Livius.Org Anatolia Carthage Egypt Germ. Inf. Greece Judaea Mesopotamia Persia Rome Other

Anreppen

The Lippe near Anreppen. Photo Jona Lendering.
The Lippe near Anreppen
Anreppen: site of a Roman military base on the banks of the river Lippe.

After 15 BCE, the Roman general Drusus started the conquest of the country on the east bank of the Rhine. The most important part was the fertile valley of the Lippe, the country of the Sugambri. By 9, he had pacified the area, and after some additional campaigns and the passing of some time, the emperor Augustus decided that Germania had to become a normal, tax-paying province.In 4 CE, general Tiberius was sent to the north; he led the army of Germania Inferior to the sources of the Lippe (Velleius Paterculus, 2.105.3), where a camp was built at Anreppen. (A satellite photo can be found here.)

Ancient-Warfare.com, the online home of Ancient Warfare magazine
Excavation of the East Gate of Anreppen.
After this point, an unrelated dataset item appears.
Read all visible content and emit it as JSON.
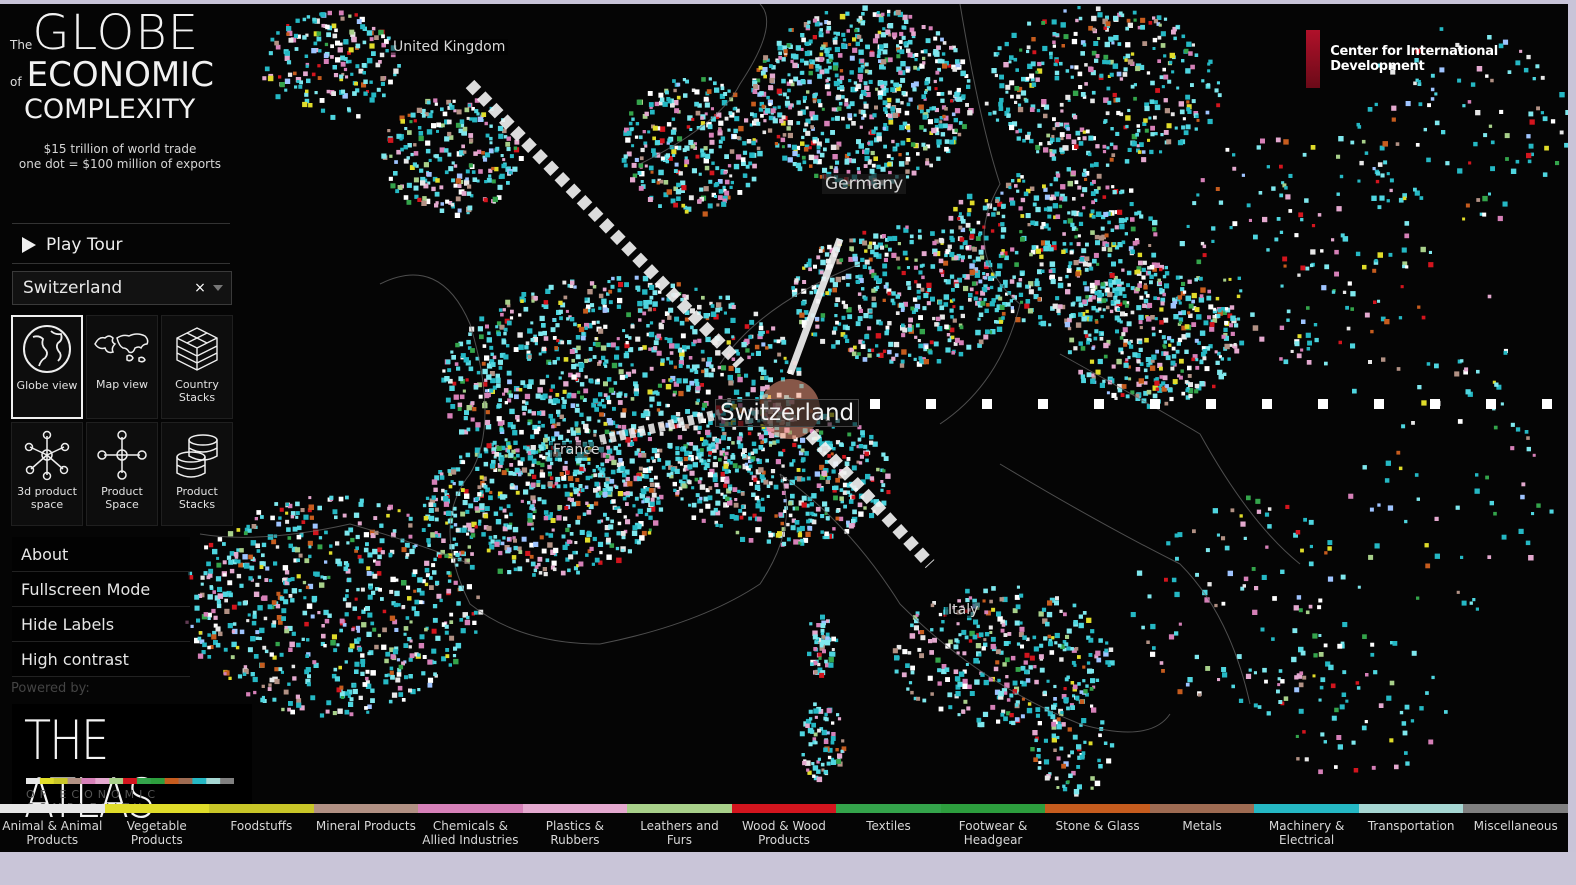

Photo Jona Lendering.
Excavation of the East Gate of Anreppen.

The site measured 750 x 330 meters (23 hectares) and was therefore a bit larger than the contemporary legionary base at Haltern (19 hectares). Excavations are still going on, but it is already known from dendrochronological evidence that Anreppen was occupied in the first decade of the first century, and was evacuated when the Roman governor, Publius Quinctilius Varus, was defeated in the Teutoburg Forest (in 9).

The principia or HQs have been identified. They once measured 71x47 meters, which is large. The building had the shape of a Roman villa and it seems that the Romans wanted to have every possible comfort. They were to stay in Anreppen.
Site of the Southeastern Wall. Photo Jona Lendering.
Site of the Southeastern Wall.

Smaller houses were built for the officers. The photo to the left shows the line of the southeastern wall and ditch. If you don't see anything, there's nothing wrong with your eyes, because nothing is visible. It is still buried and safe from destruction, until archaeologists will decide to excavate a bit more.

The Roman road continued from Anreppen to the east, in the direction of modern Paderborn. Anreppen can, therefore, not have been the most easterly of the Roman possessions in the Lippe valley. The missing fort may have been at Paderborn, which was well-suited for a larger settlement. Charlemagne chose the site as a residence.

Model of the eastern sector of Anreppen. Westfälisches Römermuseum, Haltern (Germany). Photo Jona Lendering.
Model of the eastern sector of Anreppen. Westfälisches Römermuseum, Haltern.

Yet, Minden (where a Roman settlement has been found near (Barkhausen) and Hameln are also candidates, because they are situated on the banks of the river Weser, and we know that a Roman supply base was upstream at Hedemünden.

Among the objects found at Anreppen belongs a famous, small terracotta statuette, which was probably produced at Haltern and is now at the Westfälisches Römermuseum, also in Haltern. It it a caricature of a legionary soldier.
A Terracotta Legionary from Anreppen. Westfälisches Römermuseum, Haltern (Germany). Photo Jona Lendering.
@@A Terracotta Legionary from Anreppen. Westfälisches Römermuseum, Haltern.
© Jona Lendering for
Livius.Org, 2006
Revision: 16 Sept. 2008@@
Livius.Org Anatolia Carthage Egypt Germ. Inf. Greece Judaea Mesopotamia Persia Rome Other